This is still a great basic strategy, and if you have a lot of rotating engineers it’s a good way to set things up. I expect a console to be arranged following a similar strategy when I walk in for a one-off and most engineers I know feel the same. Kick drum goes on Input 1, and everything goes from there.
When I look at the stage and see someone playing an instrument or singing, I naturally expect to find them within their instrument group based on how they appear to me at FOH. If you haven’t been setting up your console this way, you would be amazed at how quickly you’ll get used to it if you start doing it. One exception I might make is to keep a lead singer separate if there’s only one of them, but these days most churches I work with feature different leads on each song so having the layout visually match what I’m seeing makes a huge difference when I’m in an unfamiliar environment.
Another key part of console setup is how things are labeled on the console. Inputs should be labeled in an easy to understand fashion, and you’d be surprised how easy it is to drift on this. For example, let’s talk about inputs coming from video world. In the past I’ve taken part in creating strange acronyms, and I’ve seen an even stranger array of acronyms used to label consoles through the years.
Those acronyms usually only mean something to the people who create them. “Video 1” or “Vid 1” and “Video 2” or “Vid 2” say way more than “HDV 1” or “SDI C” or whatever you want to call things. I’ve been places where each video machine has been given a name like “Bob” or “Susie”, and the console was labeled as such. Again, that means nothing to an average engineer.
I recommend labeling things as what they are whenever possible. Abbreviations are fine so long as they are intuitive or a standard. For example, “gtr” for “guitar” or “kick” for “kick drum” or “sn t” for “snare top” or “vid” for “video”. Another option is to name things as the programming element they fulfill. For example, “Pre-Show Music”, or “Intro Video”. Using less characters to label something is generally better especially with digital consoles, but clear explanation wins over that, in my opinion. A good way to approach this is to ask yourself, “Will someone need an explanation on what an input is when they see the label?” If your answer is “yes”, then you might have labeled it wrong.
I believe an engineer should be able to look at a run sheet and be able to put it all together on how to run the event/show/service with minimal questions. Many of the systems we encounter and create these days can get pretty complicated which makes complex “engineer acronyms” almost a necessity. I think that stuff is fine for patch and input lists where those details can be much more important, however, on the console side simplicity and intuitiveness wins.
So to sum this all up, the console should be set up in a way that makes it easy to operate if you’re going to achieve great audio. If myself or another engineer is struggling to operate equipment because of a complex setup, the mix is going to be a struggle to create.

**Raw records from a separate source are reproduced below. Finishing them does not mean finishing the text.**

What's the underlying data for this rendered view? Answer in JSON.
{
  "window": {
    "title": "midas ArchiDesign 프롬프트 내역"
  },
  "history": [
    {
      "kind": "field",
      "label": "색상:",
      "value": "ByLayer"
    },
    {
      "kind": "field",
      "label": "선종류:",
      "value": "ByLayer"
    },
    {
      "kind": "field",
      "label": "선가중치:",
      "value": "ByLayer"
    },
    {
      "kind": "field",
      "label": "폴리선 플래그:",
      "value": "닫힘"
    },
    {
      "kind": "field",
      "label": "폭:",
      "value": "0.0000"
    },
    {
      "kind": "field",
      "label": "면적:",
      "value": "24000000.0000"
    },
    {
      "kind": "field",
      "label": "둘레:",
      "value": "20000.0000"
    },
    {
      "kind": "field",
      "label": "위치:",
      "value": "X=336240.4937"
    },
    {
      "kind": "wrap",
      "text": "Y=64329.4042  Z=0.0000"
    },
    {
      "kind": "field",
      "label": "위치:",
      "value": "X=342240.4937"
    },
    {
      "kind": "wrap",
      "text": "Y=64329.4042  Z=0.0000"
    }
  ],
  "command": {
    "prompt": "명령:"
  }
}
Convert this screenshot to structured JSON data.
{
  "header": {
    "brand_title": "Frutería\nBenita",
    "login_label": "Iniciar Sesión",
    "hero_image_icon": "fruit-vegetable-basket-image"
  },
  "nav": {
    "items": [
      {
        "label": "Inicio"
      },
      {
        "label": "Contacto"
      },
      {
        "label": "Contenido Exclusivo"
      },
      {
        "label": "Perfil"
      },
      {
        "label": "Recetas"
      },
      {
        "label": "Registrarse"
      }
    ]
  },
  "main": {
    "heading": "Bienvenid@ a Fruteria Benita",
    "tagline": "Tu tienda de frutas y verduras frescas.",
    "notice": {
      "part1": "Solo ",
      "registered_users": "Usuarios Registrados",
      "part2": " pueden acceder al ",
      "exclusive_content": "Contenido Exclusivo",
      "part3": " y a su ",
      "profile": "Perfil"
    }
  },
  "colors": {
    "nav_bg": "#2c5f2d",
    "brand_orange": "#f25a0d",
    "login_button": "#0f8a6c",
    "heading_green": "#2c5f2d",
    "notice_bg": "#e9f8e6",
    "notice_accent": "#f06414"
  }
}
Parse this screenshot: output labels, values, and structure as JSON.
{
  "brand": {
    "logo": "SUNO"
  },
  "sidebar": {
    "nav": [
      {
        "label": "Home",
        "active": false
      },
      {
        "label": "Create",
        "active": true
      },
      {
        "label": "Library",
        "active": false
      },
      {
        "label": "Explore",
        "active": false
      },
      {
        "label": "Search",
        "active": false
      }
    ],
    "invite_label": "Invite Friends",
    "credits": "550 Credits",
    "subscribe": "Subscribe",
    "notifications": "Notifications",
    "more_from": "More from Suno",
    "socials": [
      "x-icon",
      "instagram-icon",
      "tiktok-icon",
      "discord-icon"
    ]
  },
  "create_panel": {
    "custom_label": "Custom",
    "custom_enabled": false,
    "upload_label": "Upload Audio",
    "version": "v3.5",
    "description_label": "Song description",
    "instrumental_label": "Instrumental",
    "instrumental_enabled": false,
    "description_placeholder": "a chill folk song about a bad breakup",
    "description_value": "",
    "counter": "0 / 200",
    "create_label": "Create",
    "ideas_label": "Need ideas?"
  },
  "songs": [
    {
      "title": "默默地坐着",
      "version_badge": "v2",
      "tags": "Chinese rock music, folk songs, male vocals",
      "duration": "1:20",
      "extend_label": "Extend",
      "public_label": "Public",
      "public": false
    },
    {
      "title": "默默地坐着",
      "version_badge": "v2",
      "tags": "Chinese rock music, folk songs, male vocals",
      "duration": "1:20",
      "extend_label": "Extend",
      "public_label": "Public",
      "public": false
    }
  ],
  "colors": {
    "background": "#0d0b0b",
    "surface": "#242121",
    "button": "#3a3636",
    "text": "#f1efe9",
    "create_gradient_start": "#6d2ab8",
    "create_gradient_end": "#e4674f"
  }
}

If you’d like some help, strategies, or ideas on setting up your console and audio systems in general to make them more user-friendly for your staff and volunteers, that’s part of what I do now. Contact me and let’s set up a time to chat.